In considering the NPF process, it is important to note the following factors which differentiate it from the National Spatial Strategy: The NPF will:
- Be a statutory document, approved by the Oireachtas, having been subjected to statutory environmental assessment;
- Be backed by Government, both in terms of the Executive and across Departments and Agencies;
- Be aligned with and supported by public and private investment;
- Be a strategy as opposed to a ‘wish list’, that will involve hard choices;
- Address all parts of Ireland, avoid the perception of ‘winners’ and ‘losers’, but avoid unrealistically seeking to treat all parts of the Country in the same way;
- Include an economic dimension, but not be solely based on economic considerations;
- Include a particular focus on implementation and evaluation, with capacity for review.
The NPF process is a key opportunity to influence the spatial pattern of development throughout Ireland for the benefit of the Country as a whole, over the next twenty years and beyond.
The hard evidence and trends tell us that, if we don’t plan to do anything differently and continue as we have been over the past twenty years, we are almost certain to get more of the same over the next twenty – with congested roads and city centres, ever expanding suburbs and a sense of a Country characterised by an over-heating East Coast and under-utilised potential regionally.
Other proposed/ ongoing amendments to the Planning System
In addition to the implementation of ‘Rebuilding Ireland’, including the roll-out of programmes such as LIHAF, as well as the publication of the NPF in 2017, you will be aware of other significant responsive innovations in the planning system which I am progressing. While I do not have time to go into these in detail this morning, it is worth briefly listing them:

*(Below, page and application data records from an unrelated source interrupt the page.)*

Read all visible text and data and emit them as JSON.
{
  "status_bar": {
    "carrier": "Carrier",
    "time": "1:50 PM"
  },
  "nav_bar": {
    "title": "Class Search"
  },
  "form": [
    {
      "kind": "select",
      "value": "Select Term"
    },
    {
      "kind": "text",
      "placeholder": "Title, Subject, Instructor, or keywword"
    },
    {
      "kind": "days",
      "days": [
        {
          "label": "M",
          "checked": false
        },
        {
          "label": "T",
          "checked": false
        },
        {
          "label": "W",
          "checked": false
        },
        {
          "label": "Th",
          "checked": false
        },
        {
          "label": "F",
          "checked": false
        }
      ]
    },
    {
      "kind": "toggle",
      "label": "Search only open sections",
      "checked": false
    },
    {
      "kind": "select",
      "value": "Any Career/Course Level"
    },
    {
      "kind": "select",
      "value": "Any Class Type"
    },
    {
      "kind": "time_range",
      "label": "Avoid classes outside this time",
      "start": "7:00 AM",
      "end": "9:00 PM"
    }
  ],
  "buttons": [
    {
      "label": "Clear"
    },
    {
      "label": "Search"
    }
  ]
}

- Finalisation of Wind Energy Development Guidelines;
- Vacant Housing Reuse Strategy;
- Planning & Development (Amendment) Bill 2016 – Committee Stage: 12th April, enactment June/July – including the establishment of the Office of Planning Regulator etc.
- Transposition of EIA Directive;
- Exempted Development Regulations – broadband, flood relief works, change of use of vacant commercial to residential use;
- Draft EU Commercial Peat Regulations;
- New Urban Renewal Scheme;
- Co-ordination of implementation of Vacant Site Levy;
- Publication of further Planning Bill H2 2017 to provide for legislative changes recommended in ABP Review Group Report;
- Revisions to Rural Housing Guidelines.
Many of you will also be aware of the commitment in the Programme for Partnership Government to commission a “root and branch” review of the planning system with the aim of reducing the uncertainty and length of planning processes. Noting the significant changes being implemented in the planning system by ‘Rebuilding Ireland’ including the introduction of new planning application procedures for ‘Strategic Housing Development’, having regard to the forthcoming Planning & Development (Amendment) Bill 2016 which will establish the Office of Planning Regulator, and having to the ongoing consultation work for the National Planning Framework, it would be sensible to commence this “root and branch” review once these significant changes are more established.
I note that the NPF team has received a submission from the IPI on the NPF Issues Paper, among the hundreds of other submissions received. In this regard, there will be a further opportunity for the Institute to share its views once the draft of ‘Ireland 2040 Our Plan’ has been published later this year. I therefore look forward to further engagement with the Institute and the various structures for planning at national, regional and local levels not only relating to the NPF but otherwise relating to the implementation of the Government’s ambitious and innovative programme for planning in Ireland in the years ahead.
As with the members of your Institute, I want to ensure, above all, that Ireland continues to benefit from a responsive, effective and high quality planning process that will guide our path to a more sustainable future, looking after the longer term interests of our economy and of our local communities.
I wish you every success over the remainder of your conference.